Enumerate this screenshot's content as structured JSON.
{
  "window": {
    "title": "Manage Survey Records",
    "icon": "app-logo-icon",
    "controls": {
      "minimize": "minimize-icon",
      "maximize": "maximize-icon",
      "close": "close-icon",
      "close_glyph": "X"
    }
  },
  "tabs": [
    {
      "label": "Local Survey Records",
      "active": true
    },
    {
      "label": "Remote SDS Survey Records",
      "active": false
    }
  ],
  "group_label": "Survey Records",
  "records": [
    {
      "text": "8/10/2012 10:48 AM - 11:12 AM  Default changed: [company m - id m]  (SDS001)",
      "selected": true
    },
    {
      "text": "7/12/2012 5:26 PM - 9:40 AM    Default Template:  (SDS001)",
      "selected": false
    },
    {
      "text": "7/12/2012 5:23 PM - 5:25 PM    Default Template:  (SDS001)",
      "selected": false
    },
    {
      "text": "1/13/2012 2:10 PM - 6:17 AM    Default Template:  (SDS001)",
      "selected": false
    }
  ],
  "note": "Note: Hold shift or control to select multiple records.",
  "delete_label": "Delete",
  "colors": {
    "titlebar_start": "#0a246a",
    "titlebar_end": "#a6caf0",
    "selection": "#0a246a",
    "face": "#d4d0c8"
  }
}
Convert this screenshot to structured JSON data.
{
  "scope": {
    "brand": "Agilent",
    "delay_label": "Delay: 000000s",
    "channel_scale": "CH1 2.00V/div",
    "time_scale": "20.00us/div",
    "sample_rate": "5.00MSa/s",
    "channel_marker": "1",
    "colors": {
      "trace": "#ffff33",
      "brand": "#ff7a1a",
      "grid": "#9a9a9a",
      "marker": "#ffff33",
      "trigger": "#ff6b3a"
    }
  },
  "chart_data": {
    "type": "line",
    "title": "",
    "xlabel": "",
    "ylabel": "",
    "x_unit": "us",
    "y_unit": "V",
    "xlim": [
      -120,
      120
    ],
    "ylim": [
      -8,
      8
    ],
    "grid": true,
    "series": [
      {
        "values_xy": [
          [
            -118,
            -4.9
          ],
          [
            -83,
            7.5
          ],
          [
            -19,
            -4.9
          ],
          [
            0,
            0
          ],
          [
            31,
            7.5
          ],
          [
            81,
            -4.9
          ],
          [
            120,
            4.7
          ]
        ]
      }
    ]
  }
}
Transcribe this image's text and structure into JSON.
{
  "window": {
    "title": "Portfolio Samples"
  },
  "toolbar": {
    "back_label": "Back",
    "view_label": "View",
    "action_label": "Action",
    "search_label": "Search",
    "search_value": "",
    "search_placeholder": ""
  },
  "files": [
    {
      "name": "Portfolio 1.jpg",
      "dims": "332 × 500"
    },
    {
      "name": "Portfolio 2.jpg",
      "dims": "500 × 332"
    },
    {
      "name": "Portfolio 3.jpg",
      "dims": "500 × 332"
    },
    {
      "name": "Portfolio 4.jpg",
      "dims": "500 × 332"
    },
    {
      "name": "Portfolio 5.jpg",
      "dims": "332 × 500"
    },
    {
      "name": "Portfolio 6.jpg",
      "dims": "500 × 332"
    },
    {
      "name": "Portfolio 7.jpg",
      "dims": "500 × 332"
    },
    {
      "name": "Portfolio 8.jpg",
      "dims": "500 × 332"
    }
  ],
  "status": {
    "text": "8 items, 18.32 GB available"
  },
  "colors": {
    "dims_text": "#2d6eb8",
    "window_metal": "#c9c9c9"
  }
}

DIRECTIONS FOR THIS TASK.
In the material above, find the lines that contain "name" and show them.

EXERCISE OUTPUT.
      "name": "Portfolio 1.jpg",
      "name": "Portfolio 2.jpg",
      "name": "Portfolio 3.jpg",
      "name": "Portfolio 4.jpg",
      "name": "Portfolio 5.jpg",
      "name": "Portfolio 6.jpg",
      "name": "Portfolio 7.jpg",
      "name": "Portfolio 8.jpg",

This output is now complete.